:: How to complete this task ::
What is the number of lines in the records below holding the string "copia"? Reply with it and nothing else.
*** Source data Section Begins ***
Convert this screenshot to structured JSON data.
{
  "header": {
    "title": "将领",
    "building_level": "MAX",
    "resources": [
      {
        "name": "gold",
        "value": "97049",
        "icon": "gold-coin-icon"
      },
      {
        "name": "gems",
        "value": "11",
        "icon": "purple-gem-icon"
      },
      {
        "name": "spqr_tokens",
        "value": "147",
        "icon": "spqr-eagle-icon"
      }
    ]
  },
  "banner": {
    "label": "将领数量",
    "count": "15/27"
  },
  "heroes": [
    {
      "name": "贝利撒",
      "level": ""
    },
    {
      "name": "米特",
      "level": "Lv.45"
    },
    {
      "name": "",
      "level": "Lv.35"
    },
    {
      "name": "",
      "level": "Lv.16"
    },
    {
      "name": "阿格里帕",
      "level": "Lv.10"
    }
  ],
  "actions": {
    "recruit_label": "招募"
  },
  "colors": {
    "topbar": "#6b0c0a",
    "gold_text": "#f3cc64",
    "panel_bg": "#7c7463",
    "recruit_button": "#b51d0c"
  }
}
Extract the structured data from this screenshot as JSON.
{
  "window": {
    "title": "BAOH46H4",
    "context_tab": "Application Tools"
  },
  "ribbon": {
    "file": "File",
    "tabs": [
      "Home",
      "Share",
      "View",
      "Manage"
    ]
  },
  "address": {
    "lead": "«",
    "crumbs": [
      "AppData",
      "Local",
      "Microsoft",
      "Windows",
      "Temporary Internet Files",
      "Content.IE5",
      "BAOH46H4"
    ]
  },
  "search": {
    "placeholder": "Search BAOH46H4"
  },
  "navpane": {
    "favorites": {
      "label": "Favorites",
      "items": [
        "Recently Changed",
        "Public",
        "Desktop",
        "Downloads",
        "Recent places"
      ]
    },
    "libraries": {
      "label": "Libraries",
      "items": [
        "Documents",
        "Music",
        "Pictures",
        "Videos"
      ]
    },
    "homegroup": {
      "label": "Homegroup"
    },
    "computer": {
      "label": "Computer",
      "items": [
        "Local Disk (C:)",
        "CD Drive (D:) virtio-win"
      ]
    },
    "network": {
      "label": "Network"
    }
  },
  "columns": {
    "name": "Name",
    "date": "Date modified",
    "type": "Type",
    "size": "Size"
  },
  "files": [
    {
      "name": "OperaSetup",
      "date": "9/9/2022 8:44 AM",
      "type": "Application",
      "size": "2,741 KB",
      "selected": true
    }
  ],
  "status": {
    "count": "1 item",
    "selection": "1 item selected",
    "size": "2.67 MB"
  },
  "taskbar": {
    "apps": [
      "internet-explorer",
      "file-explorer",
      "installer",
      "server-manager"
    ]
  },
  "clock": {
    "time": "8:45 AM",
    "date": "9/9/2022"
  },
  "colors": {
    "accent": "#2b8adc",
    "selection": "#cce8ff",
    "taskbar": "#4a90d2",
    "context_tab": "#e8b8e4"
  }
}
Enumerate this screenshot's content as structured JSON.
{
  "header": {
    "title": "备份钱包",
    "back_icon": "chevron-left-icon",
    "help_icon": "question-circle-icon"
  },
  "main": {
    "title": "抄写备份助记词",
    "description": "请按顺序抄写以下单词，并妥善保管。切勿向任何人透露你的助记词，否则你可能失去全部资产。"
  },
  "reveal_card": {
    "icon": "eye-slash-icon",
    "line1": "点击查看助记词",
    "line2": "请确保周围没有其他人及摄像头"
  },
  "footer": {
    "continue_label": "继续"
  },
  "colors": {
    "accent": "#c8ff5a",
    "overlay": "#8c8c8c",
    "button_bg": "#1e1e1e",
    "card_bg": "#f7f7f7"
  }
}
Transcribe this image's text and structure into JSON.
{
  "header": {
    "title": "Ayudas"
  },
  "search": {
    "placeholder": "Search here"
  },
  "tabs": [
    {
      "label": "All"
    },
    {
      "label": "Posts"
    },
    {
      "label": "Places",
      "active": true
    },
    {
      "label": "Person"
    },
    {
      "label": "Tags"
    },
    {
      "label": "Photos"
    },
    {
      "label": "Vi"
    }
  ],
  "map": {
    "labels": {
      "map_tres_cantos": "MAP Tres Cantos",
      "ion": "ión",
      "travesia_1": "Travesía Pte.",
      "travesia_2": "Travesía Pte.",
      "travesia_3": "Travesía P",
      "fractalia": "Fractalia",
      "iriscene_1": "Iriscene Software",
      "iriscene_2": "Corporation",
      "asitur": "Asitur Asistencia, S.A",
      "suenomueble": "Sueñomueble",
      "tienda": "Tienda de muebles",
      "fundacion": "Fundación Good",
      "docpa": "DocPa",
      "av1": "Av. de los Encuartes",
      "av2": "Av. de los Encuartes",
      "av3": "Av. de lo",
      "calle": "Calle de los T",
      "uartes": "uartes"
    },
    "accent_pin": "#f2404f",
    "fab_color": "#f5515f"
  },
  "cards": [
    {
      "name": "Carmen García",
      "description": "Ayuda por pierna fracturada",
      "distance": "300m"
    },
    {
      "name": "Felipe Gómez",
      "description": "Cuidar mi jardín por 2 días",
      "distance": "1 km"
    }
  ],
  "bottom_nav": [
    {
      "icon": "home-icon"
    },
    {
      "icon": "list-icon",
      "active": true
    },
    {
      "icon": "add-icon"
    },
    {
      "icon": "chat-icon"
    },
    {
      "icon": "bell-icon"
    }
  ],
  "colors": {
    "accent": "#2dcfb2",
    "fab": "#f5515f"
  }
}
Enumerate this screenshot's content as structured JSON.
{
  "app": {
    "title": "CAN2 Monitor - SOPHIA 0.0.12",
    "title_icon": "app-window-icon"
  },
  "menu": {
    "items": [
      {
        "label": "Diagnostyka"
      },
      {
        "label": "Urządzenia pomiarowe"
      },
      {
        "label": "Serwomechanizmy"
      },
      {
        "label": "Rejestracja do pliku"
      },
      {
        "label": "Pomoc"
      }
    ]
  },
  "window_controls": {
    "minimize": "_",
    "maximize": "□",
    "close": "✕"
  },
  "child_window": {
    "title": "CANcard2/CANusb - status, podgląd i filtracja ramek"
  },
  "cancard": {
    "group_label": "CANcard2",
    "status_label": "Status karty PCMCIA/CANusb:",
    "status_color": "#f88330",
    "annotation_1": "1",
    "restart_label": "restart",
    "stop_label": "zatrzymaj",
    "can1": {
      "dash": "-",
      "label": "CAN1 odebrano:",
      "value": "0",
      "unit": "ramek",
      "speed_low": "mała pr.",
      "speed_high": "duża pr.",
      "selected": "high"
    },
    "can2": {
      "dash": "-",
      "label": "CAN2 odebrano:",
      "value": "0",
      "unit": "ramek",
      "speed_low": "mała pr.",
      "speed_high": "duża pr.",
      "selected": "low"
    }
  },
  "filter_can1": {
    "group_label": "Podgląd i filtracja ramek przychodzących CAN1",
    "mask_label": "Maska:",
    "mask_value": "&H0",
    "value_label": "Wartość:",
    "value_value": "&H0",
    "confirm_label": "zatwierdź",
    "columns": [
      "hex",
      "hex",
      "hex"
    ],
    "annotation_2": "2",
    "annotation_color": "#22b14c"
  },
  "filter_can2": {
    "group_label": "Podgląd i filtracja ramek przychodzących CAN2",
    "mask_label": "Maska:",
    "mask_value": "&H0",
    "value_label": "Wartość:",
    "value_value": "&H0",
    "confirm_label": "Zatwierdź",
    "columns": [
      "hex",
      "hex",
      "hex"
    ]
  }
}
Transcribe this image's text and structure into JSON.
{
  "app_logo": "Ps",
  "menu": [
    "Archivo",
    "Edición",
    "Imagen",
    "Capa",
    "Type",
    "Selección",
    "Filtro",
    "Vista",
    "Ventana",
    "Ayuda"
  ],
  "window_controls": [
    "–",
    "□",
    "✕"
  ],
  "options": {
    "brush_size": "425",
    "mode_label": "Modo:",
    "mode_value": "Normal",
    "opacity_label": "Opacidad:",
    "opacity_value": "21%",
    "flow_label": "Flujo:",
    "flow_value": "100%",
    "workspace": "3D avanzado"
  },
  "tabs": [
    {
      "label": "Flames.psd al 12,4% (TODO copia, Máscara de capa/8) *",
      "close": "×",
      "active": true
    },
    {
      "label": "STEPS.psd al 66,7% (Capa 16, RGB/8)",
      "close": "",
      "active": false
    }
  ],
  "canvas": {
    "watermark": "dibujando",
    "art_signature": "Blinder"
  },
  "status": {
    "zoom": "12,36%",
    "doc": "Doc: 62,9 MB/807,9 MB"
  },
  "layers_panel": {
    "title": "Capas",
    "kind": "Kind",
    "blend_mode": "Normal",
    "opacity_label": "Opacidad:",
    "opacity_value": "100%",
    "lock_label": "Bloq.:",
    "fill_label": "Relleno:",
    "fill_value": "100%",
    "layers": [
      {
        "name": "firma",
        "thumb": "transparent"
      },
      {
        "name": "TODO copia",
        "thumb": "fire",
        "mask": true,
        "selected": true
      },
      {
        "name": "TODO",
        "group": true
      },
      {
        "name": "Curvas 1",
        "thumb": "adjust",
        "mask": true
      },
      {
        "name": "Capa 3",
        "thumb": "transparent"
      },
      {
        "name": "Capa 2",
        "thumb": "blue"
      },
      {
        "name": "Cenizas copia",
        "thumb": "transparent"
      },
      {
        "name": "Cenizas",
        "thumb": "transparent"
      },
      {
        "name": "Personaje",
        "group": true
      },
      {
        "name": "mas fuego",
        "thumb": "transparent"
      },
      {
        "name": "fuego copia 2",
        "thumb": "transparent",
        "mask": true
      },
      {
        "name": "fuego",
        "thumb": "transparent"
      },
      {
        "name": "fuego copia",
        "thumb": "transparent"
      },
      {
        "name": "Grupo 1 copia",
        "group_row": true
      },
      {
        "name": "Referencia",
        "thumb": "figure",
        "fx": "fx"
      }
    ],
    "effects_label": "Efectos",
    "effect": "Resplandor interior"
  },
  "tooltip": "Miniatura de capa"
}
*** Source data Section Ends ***
:: Exercise answer ::
6